■ TASK TO CARRY OUT:
Say how many lines in the entries hold the word "image", and reply with that number only.

■ INPUT RECORDS:
================
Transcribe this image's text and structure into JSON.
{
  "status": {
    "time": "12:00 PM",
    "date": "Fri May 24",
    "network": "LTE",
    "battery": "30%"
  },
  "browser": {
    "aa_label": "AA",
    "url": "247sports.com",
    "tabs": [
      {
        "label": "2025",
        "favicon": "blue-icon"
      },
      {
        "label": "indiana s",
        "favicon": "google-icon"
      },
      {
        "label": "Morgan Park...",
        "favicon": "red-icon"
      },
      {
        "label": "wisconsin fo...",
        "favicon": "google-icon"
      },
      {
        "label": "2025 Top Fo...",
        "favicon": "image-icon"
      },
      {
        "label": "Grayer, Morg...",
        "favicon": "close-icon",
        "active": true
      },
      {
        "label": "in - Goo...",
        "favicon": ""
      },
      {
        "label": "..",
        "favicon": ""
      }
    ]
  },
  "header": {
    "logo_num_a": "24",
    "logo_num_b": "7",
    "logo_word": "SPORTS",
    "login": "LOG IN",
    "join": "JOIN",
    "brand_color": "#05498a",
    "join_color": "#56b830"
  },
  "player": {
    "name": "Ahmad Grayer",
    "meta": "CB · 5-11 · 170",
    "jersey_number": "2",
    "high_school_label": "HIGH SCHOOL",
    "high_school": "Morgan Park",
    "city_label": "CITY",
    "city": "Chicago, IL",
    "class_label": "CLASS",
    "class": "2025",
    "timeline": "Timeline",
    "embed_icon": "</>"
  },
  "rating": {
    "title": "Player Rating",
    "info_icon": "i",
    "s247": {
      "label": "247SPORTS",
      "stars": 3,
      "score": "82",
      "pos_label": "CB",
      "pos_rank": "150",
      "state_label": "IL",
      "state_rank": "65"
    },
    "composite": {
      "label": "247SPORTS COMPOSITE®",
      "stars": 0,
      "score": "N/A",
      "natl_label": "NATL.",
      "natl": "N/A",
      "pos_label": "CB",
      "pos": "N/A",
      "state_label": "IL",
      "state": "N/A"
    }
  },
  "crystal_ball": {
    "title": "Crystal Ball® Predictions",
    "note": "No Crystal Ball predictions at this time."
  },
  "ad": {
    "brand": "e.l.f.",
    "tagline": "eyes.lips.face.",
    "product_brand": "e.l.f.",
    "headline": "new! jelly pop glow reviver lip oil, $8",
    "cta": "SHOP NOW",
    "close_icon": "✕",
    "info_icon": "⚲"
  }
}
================
■ RESULT OF THIS TASK:
2